ComingSoon’s Alyse Wax spoke to Stillwater star Camille Cottin about her role, the uniqueness of Marseille, and how the city had an impact on filming. Check out the video below or a transcript below.
Alyse Wax: So what drew you to this role in Stillwater?
Camille Cottin: I was really attracted to the character. I thought of her as an angel, as a modern angel, and it’s a very discreet angel because she’s a single mum … and I think this is a beautiful portrait of a woman standing on her feet. The fact that she does not discriminate Bill Baker for being who he is and where he comes from. She has no pre-judgment. So this is a personality that I was really sensitive to because I think she embodies a perspective of tolerance and openness. I like the relationship that she creates with the audience, she’s opening her door to Bill Baker and to the audience.
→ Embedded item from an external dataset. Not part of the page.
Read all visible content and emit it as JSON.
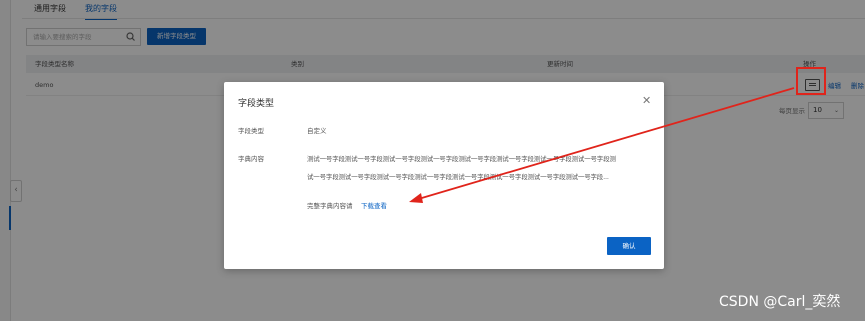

It’s like she’s inviting everybody to sit at her table and this personality is something I really appreciate as a person.
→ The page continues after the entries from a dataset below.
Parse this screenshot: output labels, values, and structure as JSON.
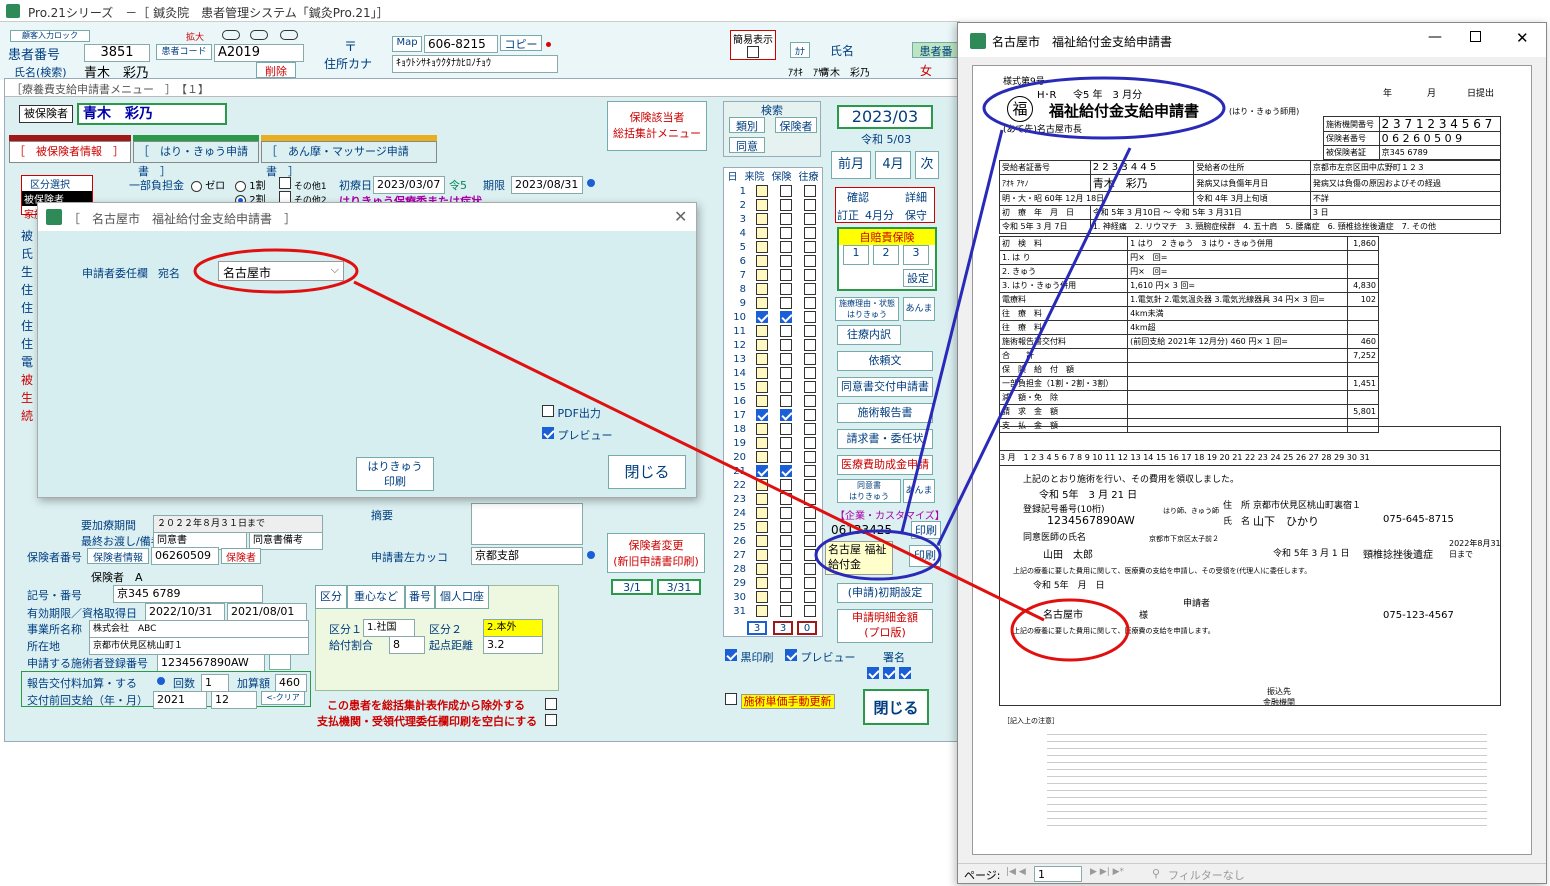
{
  "main_window": {
    "title": "Pro.21シリーズ　－［ 鍼灸院　患者管理システム「鍼灸Pro.21」］",
    "patient_no_label": "患者番号",
    "patient_no": "3851",
    "patient_code_label": "患者コード",
    "patient_code": "A2019",
    "lock_label": "顧客入力ロック",
    "zoom_label": "拡大",
    "name_search_label": "氏名(検索)",
    "name_value": "青木　彩乃",
    "delete_label": "削除",
    "postal_mark": "〒",
    "map_label": "Map",
    "postal": "606-8215",
    "copy_label": "コピー",
    "address_kana_label": "住所カナ",
    "address_kana": "ｷｮｳﾄｼｻｷｮｳｸﾀﾅｶﾋﾛﾉﾁｮｳ",
    "simple_view_label": "簡易表示",
    "kana_tag": "ｶﾅ",
    "name_label": "氏名",
    "patient_no_label2": "患者番",
    "kana_name": "ｱｵｷ　ｱﾔﾉ",
    "name2": "青木　彩乃",
    "gender": "女"
  },
  "menu_window": {
    "title": "［療養費支給申請書メニュー　］　【１】",
    "insured_label": "被保険者",
    "insured_name": "青木　彩乃",
    "insurance_menu": "保険該当者\n総括集計メニュー",
    "tabs": [
      "［　被保険者情報　］",
      "［　はり・きゅう申請書　］",
      "［　あん摩・マッサージ申請書　］"
    ],
    "kubun_label": "区分選択",
    "kubun_items": [
      "被保険者",
      "家族"
    ],
    "copay_label": "一部負担金",
    "copay_opts": [
      "ゼロ",
      "1割",
      "2割",
      "その他1",
      "その他2"
    ],
    "first_visit_label": "初療日",
    "first_visit": "2023/03/07",
    "reiwa5": "令5",
    "period_label": "期限",
    "period": "2023/08/31",
    "consent_label": "はりきゅう保療委または症状",
    "left_labels": [
      "被",
      "氏",
      "生",
      "住",
      "住",
      "住",
      "住",
      "電",
      "被",
      "生",
      "続"
    ],
    "period2_label": "要加療期間",
    "period2_value": "２０２２年８月３１日まで",
    "final_consent_label": "最終お渡し/備考",
    "consent_doc": "同意書",
    "consent_note": "同意書備考",
    "summary_label": "摘要",
    "left_bracket_label": "申請書左カッコ",
    "left_bracket_value": "京都支部",
    "insurer_no_label": "保険者番号",
    "insurer_info": "保険者情報",
    "insurer_no": "06260509",
    "insurer_btn": "保険者",
    "insurer_name": "保険者　A",
    "symbol_label": "記号・番号",
    "symbol": "京345 6789",
    "valid_label": "有効期限／資格取得日",
    "valid_to": "2022/10/31",
    "acquired": "2021/08/01",
    "office_label": "事業所名称",
    "office": "株式会社　ABC",
    "location_label": "所在地",
    "location": "京都市伏見区桃山町１",
    "reg_no_label": "申請する施術者登録番号",
    "reg_no": "1234567890AW",
    "report_label": "報告交付料加算・する",
    "count_label": "回数",
    "count": "1",
    "add_amount_label": "加算額",
    "add_amount": "460",
    "prev_label": "交付前回支給（年・月）",
    "prev_year": "2021",
    "prev_month": "12",
    "clear_label": "<-クリア",
    "sub_tabs": [
      "区分",
      "重心など",
      "番号",
      "個人口座"
    ],
    "kubun1_label": "区分１",
    "kubun1": "1.社国",
    "kubun2_label": "区分２",
    "kubun2": "2.本外",
    "benefit_label": "給付割合",
    "benefit": "8",
    "distance_label": "起点距離",
    "distance": "3.2",
    "exclude_label": "この患者を総括集計表作成から除外する",
    "blank_label": "支払機関・受領代理委任欄印刷を空白にする",
    "change_insurer": "保険者変更\n(新旧申請書印刷)",
    "d31": "3/1",
    "d331": "3/31",
    "search_label": "検索",
    "search_btns": [
      "類別",
      "保険者",
      "同意"
    ],
    "day_head": [
      "日",
      "来院",
      "保険",
      "往療"
    ],
    "counts": [
      "3",
      "3",
      "0"
    ],
    "black_print": "黒印刷",
    "preview": "プレビュー",
    "sign": "署名",
    "update_price": "施術単価手動更新",
    "close": "閉じる",
    "month": "2023/03",
    "reiwa": "令和 5/03",
    "prev_month_btn": "前月",
    "month_btn": "4月",
    "next_btn": "次",
    "confirm": "確認",
    "detail": "詳細",
    "revise": "訂正",
    "apr": "4月分",
    "hold": "保守",
    "jibai": "自賠責保険",
    "nums": [
      "1",
      "2",
      "3"
    ],
    "setting": "設定",
    "reason_btn": "施療理由・状態\nはりきゅう",
    "anma": "あんま",
    "ouryo": "往療内訳",
    "irai": "依頼文",
    "doui_shinsei": "同意書交付申請書",
    "sejutsu_report": "施術報告書",
    "seikyu": "請求書・委任状",
    "iryou": "医療費助成金申請",
    "doui": "同意書\nはりきゅう",
    "anma2": "あんま",
    "company": "【企業・カスタマイズ】",
    "code": "06133425",
    "print": "印刷",
    "nagoya_box": "名古屋 福祉\n給付金",
    "print2": "印刷",
    "shinsei_init": "(申請)初期設定",
    "detail_pro": "申請明細金額\n(プロ版)",
    "close2": "閉じる"
  },
  "dialog": {
    "title": "［　名古屋市　福祉給付金支給申請書　］",
    "delegate_label": "申請者委任欄",
    "addressee_label": "宛名",
    "addressee": "名古屋市",
    "pdf_label": "PDF出力",
    "preview_label": "プレビュー",
    "print_btn": "はりきゅう\n印刷",
    "close_btn": "閉じる"
  },
  "preview_window": {
    "title": "名古屋市　福祉給付金支給申請書",
    "form_no": "様式第9号",
    "hr": "H･R",
    "date_head": "令5 年　3 月分",
    "year": "年",
    "month": "月",
    "day_submit": "日提出",
    "fuku": "福",
    "doc_title": "福祉給付金支給申請書",
    "sub_title": "(はり・きゅう師用)",
    "to": "(あて先)名古屋市長",
    "insurer_no_label": "施術機関番号",
    "insurer_no_digits": "2 3 7 1 2 3 4 5 6 7",
    "insurer_code_label": "保険者番号",
    "insurer_code": "0 6 2 6 0 5 0 9",
    "insured_sym_label": "被保険者証",
    "insured_sym": "京345 6789",
    "recipient_label": "受給者証番号",
    "recipient": "2 2 3 3 4 4 5",
    "furigana": "ｱｵｷ ｱﾔﾉ",
    "patient_name": "青木　彩乃",
    "birth": "明・大・昭 60年 12月 18日",
    "addr_label": "受給者の住所",
    "addr": "京都市左京区田中広野町１２３",
    "onset_label": "発病又は負傷年月日",
    "onset": "令和 4年 3月上旬頃",
    "cause_label": "発病又は負傷の原因およびその経過",
    "cause": "不詳",
    "first_label": "初　療　年　月　日",
    "first": "令和 5年 3 月 7日",
    "term": "令和 5年 3 月10日 ～ 令和 5年 3 月31日",
    "days": "3 日",
    "disease": "1. 神経痛　2. リウマチ　3. 頸腕症候群　4. 五十肩　5. 腰痛症　6. 頸椎捻挫後遺症　7. その他",
    "rows": [
      [
        "初　検　料",
        "1 はり　2 きゅう　3 はり・きゅう併用",
        "1,860"
      ],
      [
        "1. は り",
        "円×　回=",
        ""
      ],
      [
        "2. きゅう",
        "円×　回=",
        ""
      ],
      [
        "3. はり・きゅう併用",
        "1,610 円× 3 回=",
        "4,830"
      ],
      [
        "電療料",
        "1.電気針 2.電気温灸器 3.電気光線器具 34 円× 3 回=",
        "102"
      ],
      [
        "往　療　料",
        "4km未満",
        ""
      ],
      [
        "往　療　料",
        "4km超",
        ""
      ],
      [
        "施術報告書交付料",
        "(前回支給 2021年 12月分) 460 円× 1 回=",
        "460"
      ],
      [
        "合　　計",
        "",
        "7,252"
      ],
      [
        "保　険　給　付　額",
        "",
        ""
      ],
      [
        "一部負担金（1割・2割・3割）",
        "",
        "1,451"
      ],
      [
        "減　額・免　除",
        "",
        ""
      ],
      [
        "請　求　金　額",
        "",
        "5,801"
      ],
      [
        "支　払　金　額",
        "",
        ""
      ]
    ],
    "visit_days": "3 月　1 2 3 4 5 6 7 8 9 10 11 12 13 14 15 16 17 18 19 20 21 22 23 24 25 26 27 28 29 30 31",
    "statement": "上記のとおり施術を行い、その費用を領収しました。",
    "statement_date": "令和 5年　3 月 21 日",
    "reg_label": "登録記号番号(10桁)",
    "reg_value": "1234567890AW",
    "address_label": "住　所",
    "address": "京都市伏見区桃山町裏宿１",
    "clinic": "はり師、きゅう師",
    "practitioner_label": "氏　名",
    "practitioner": "山下　ひかり",
    "tel": "075-645-8715",
    "doctor_label": "同意医師の氏名",
    "doctor": "山田　太郎",
    "hospital": "京都市下京区太子前２",
    "consent_date": "令和 5年 3 月 1 日",
    "diag": "頸椎捻挫後遺症",
    "until": "2022年8月31日まで",
    "apply_text": "上記の療養に要した費用に関して、医療費の支給を申請し、その受領を(代理人)に委任します。",
    "apply_date": "令和 5年　月　日",
    "nagoya": "名古屋市",
    "sama": "様",
    "applicant_label": "申請者",
    "applicant_tel": "075-123-4567",
    "receive_text": "上記の療養に要した費用に関して、医療費の支給を申請します。",
    "bank": "振込先\n金融機関",
    "notes_head": "［記入上の注意］",
    "page_label": "ページ:",
    "page": "1",
    "filter": "フィルターなし"
  }
}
It’s interesting that you say that she was very opening to Bill because a lot of the characters in Marseille are kind of racist. Was that an interesting dichotomy for you to play against?
I think we have both, I think Marseille is an incredible city because it has a lot of cultural mix, and at the same time, it has a lot of racism and I think it was important to have another counterpoint because we have Bill’s point of view and perspective of races. When he says, well, I work with the guy with the guy like that, that’s racist. I work with guys like this all the time and I don’t care. So I think that Tom really depicted all of those people living together and the different faces of this living together.
Did you enjoy filming in France as opposed to traveling or did you miss that part of it?
I’m from Paris, so living in Marseille was the travel for me. It’s a city by the sea and the light is amazing. I enjoy very much living where my character lives and when it’s not my place, because it really helps getting into the stories. But it was exotic for me to be in Marseille almost as much as for Tom, Matt, and all the others.
Did that help you kind of prepare for your role, living in Marseille?
Yes, definitely. Which is funny, I was just living like two blocks away from the flat where all the scenes are. I shot the flat that belongs to Virginie and yes, definitely. I mean, you get inspired by the places you live in.